This drop in price of solar PV panels, combined with high prices for fossil fuels, slow pace of grid connections, along with the scale of cell-phone penetration among the poor, which is driving demand, has created vast new potential for off-grid solar—not just in Bangladesh, but in many other low-income countries. || Vijay Iyer, Director, Sustainable Energy Department, The World Bank
“It is a remarkable alignment of positive factors,” said Vijay Iyer, Director of the Bank’s Sustainable Energy department, who was instrumental in launching the project almost a decade ago. “This drop in price of solar PV panels, combined with high prices for fossil fuels, slow pace of grid connections, along with the scale of cell-phone penetration among the poor, which is driving demand, has created vast new potential for off-grid solar—not just in Bangladesh, but in many other low-income countries.”

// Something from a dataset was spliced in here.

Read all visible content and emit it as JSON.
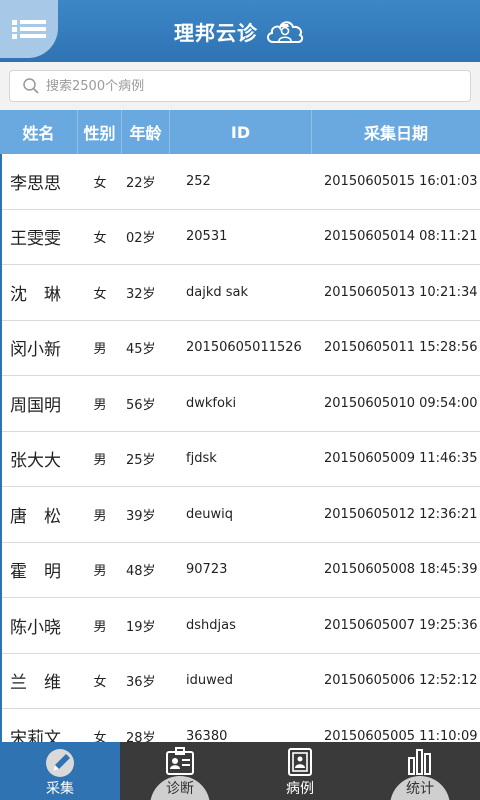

Off-grid solar power, while not considered an option among high-intensity electricity consuming rich-country households, does meet the immediate needs of low-income households and small businesses in developing countries. A 40-to-120-watt solar panel is enough for a couple of lights and to charge a cellphone, which can transform lives in rural areas of Bangladesh.
As leaders prepare for the June 20-22 Rio+20 Summit on Sustainable Development, clean energy solutions like this one that deliver electricity to the world’s poor while also opening market opportunities should attract interest not only among donors, but private investors as well. The Bangladesh solar experience may provide a model to help achieve the goals of the Sustainable Energy for All initiative, namely universal access to electricity, double the share of renewable energy in the global mix, and double the rate of improvement of energy efficiency.

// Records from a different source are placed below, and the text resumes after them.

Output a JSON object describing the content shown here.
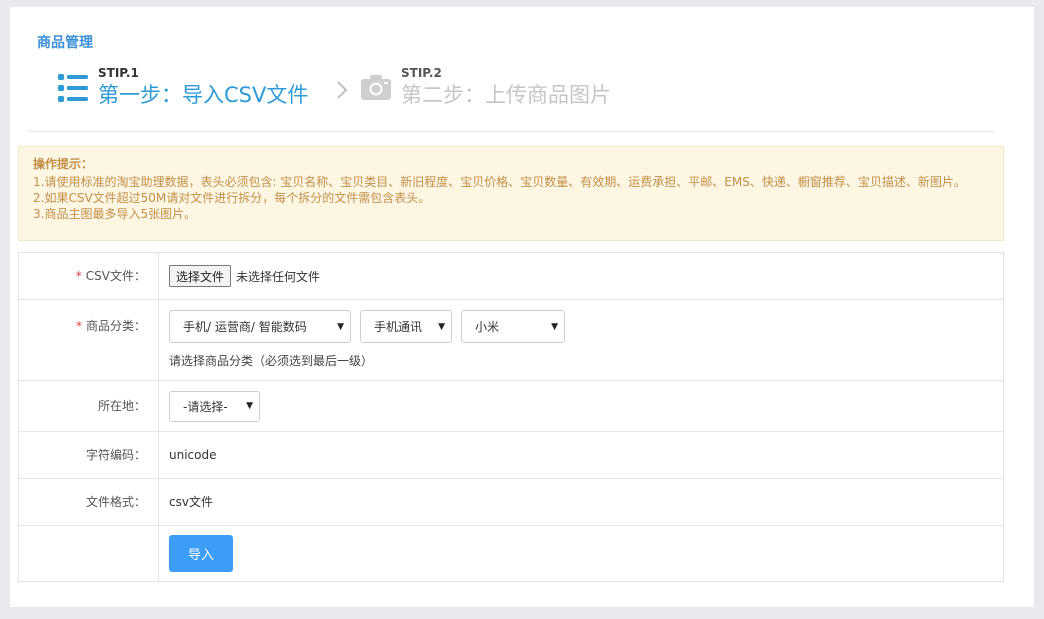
{
  "breadcrumb": "商品管理",
  "steps": [
    {
      "tag": "STIP.1",
      "title": "第一步：导入CSV文件",
      "icon": "list-icon",
      "color": "#2f9bd6"
    },
    {
      "tag": "STIP.2",
      "title": "第二步：上传商品图片",
      "icon": "camera-icon",
      "color": "#c6c6c6"
    }
  ],
  "tips": {
    "title": "操作提示：",
    "lines": [
      "1.请使用标准的淘宝助理数据，表头必须包含: 宝贝名称、宝贝类目、新旧程度、宝贝价格、宝贝数量、有效期、运费承担、平邮、EMS、快递、橱窗推荐、宝贝描述、新图片。",
      "2.如果CSV文件超过50M请对文件进行拆分，每个拆分的文件需包含表头。",
      "3.商品主图最多导入5张图片。"
    ]
  },
  "form": {
    "required_mark": "*",
    "csv": {
      "label": "CSV文件：",
      "button": "选择文件",
      "status": "未选择任何文件"
    },
    "category": {
      "label": "商品分类：",
      "selects": [
        "手机/ 运营商/ 智能数码",
        "手机通讯",
        "小米"
      ],
      "hint": "请选择商品分类（必须选到最后一级）"
    },
    "location": {
      "label": "所在地：",
      "select": "-请选择-"
    },
    "encoding": {
      "label": "字符编码：",
      "value": "unicode"
    },
    "format": {
      "label": "文件格式：",
      "value": "csv文件"
    },
    "submit": "导入"
  },
  "colors": {
    "accent": "#3b9df5",
    "tip_text": "#c2904a",
    "tip_bg": "#fdf6e3",
    "required": "#e4393c"
  }
}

The project is implemented by a partnership between the Bangladesh Infrastructure Development Company (IDCOL) and about 40 non-governmental organizations, including private sector companies and microcredit agencies.
Under the program, NGOs and certified partner organizations procure and install the systems in rural households following standards set by IDCOL. The households pay 10-15% down with the rest financed by a microcredit loan they pay in installments over three to five years. Funds from IDA and other development partners are used to re-finance part of the microcredit extended to the households. Each system also gets a subsidy of $28 (down from the original $90 per system a decade ago).
One beneficiary is Mussarat Farida Begum, who runs a small teahouse in Garjon Bunia Bazaar, a rural community. She bought a solar home system for $457, initially paying $57, and borrowing the rest. She repays the loan in weekly installments with money she earns by keeping her now-lighted chai-shop open after dark. At the same time, her children are able to study at night.
“My business is booming and my family lives much more comfortably with our increased income,” she said. “But most importantly, I now have electricity at home and my children can study at night. They are doing much better at school.” Mussarat Begum is one of several thousand women who have benefited from the positive impact of electricity and lighting in their daily lives.
In addition to IDA support, the solar home systems program in Bangladesh has received financing from the World Bank-managed Carbon Finance Unit, the Global Partnership on Output-Based Aid, and several other donors including the Asian Development Bank, and the German agencies KfW and GiZ. It aims to deliver off-grid solar power to 2.5 million households by 2014, while also promoting mini-grids for rural consumers.
In addition to delivering power to un-served communities, it is helping to reduce carbon emissions from avoided use of kerosene and diesel for lighting. The solar electrification industry and its supply chain in Bangladesh has also helped create, directly and indirectly, a total of about 50,000 jobs.